Search this blog:
Follow Avison Young:

Wednesday, May 18, 2011

Roundtable Feedback

By Earl Webb (Chicago)

 I was at an industry roundtable yesterday (I won't call it by name since I'm sure the host will produce their own version of the proceedings) and there were a few key learnings that I was able to glean. The participants included developers, pension funds and managers, private equity and financing sources and, of course, brokers.

 One learning was that almost to a person everyone was optimistic on the near and longer-term future of commercial real estate. Many assumed that the cost of money would remain low and that financing would continue to become more abundant. Also, core assets, with stable case flows, will remain the most desired investment class, especially in the biggest coastal cities. Everyone agreed that development, with the possible exception of multi-family, has been non-existent for at least three years now and with no new demand in sight. I was the only real cautious participant, as I still believe that there is a growing threat of near-term inflation which will cause an upward movement in rates (more on that below). Additionally, state and local governments are struggling with runaway operating deficits (when combined with pension fund under-funding it really gets ugly) which will serve to dampen the effect of any private-sector employment growth and potentially kill an economic recovery. Click for Merideth Whitney's latest comments on the municipal market mess.

 The threat of inflation is apparently front-of-mind for corporate CFOs as they are rushing to the debt window to refinance at today's low rates.
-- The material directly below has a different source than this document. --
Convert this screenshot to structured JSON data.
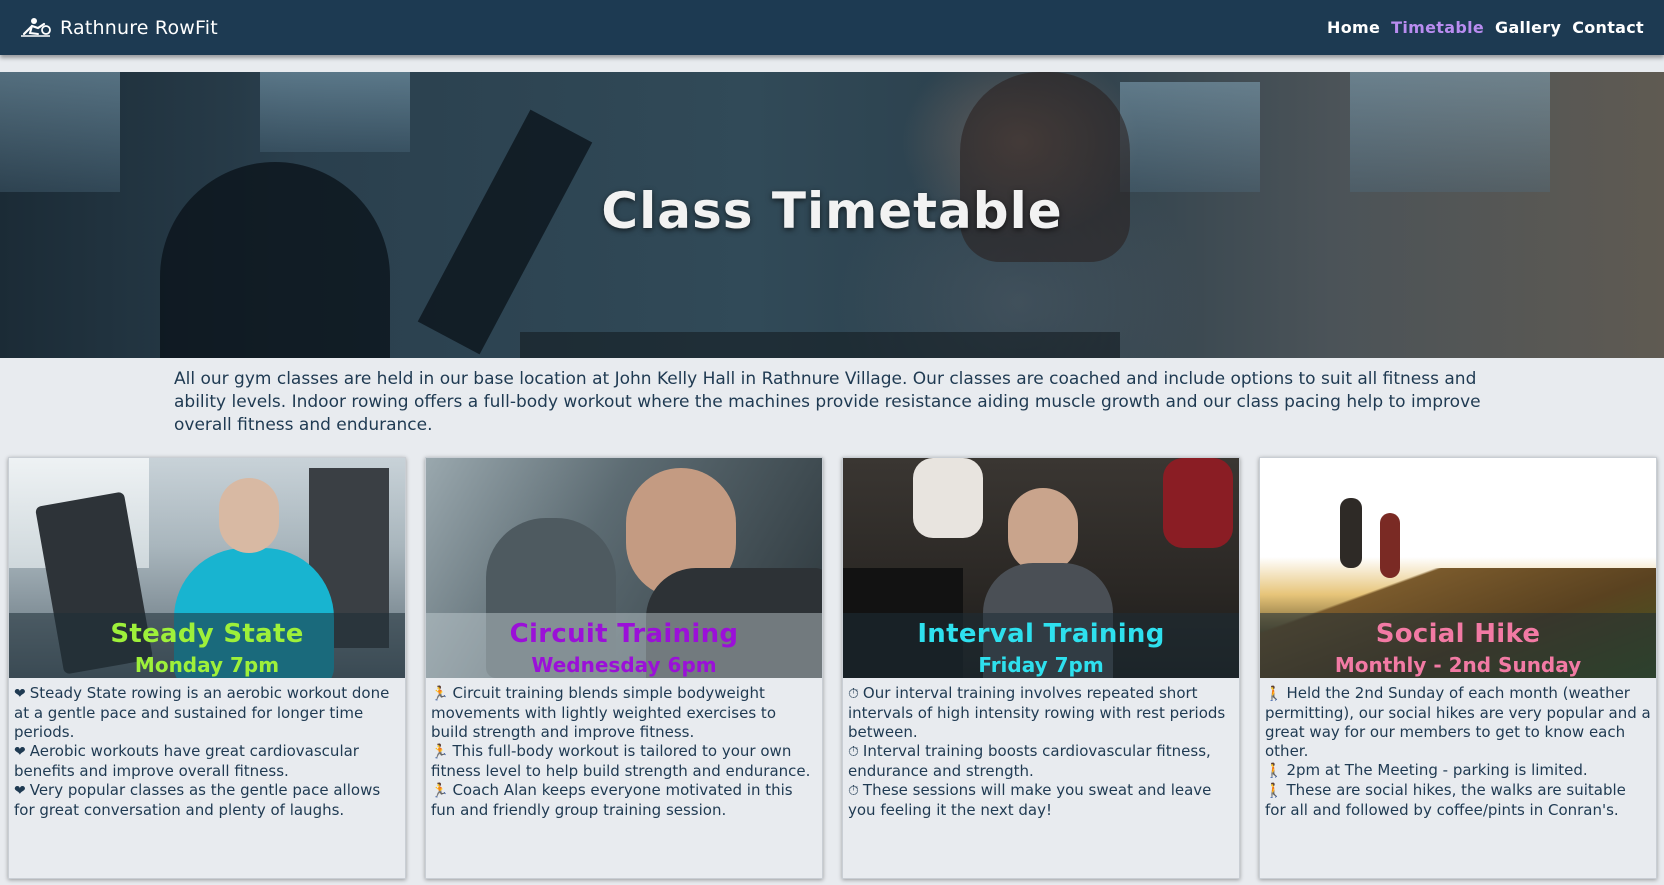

Billions of dollars of debt has been raised in the first quarter of 2011 by major US companies as they hedge against the possibility of a Fed sell-down of securities bought during QE2. Today's Wall Street Journal details the rapid corporate refinancing taking place. The impact of a 200 to 300 basis point increase in mortgage rates in the commercial real estate markets would be profound, driving cap rates up by similar amounts and erasing some property net cash flows that are present largely due to low borrowing costs. However, I do think the Fed and Treasury policy-makers are astute and will be able to correct this situation in fairly short order, and, as such, should keep any market disruption to a minimum.

 There is a healthy sales and financing environment right now, albeit with minimum improvement in real estate market fundamentals (i.e. driven by low-cost money). Job growth is key to improved fundamentals and we've only begun to see those numbers improve (and again, watch what happens to the public sector employment numbers in the coming months). With a little luck and a lot of careful policy-making at the state and federal levels, we might actually be able to withstand a rise in rates and keep the flow of capital open to real estate. There are a lot of variables and virtually all of them must fall into the right place for success. If that happens, then my fellow participants in yesterday's roundtable might actually be right.

The postings on this site are those of the bloggers and do not necessarily represent the views or opinions of Avison Young.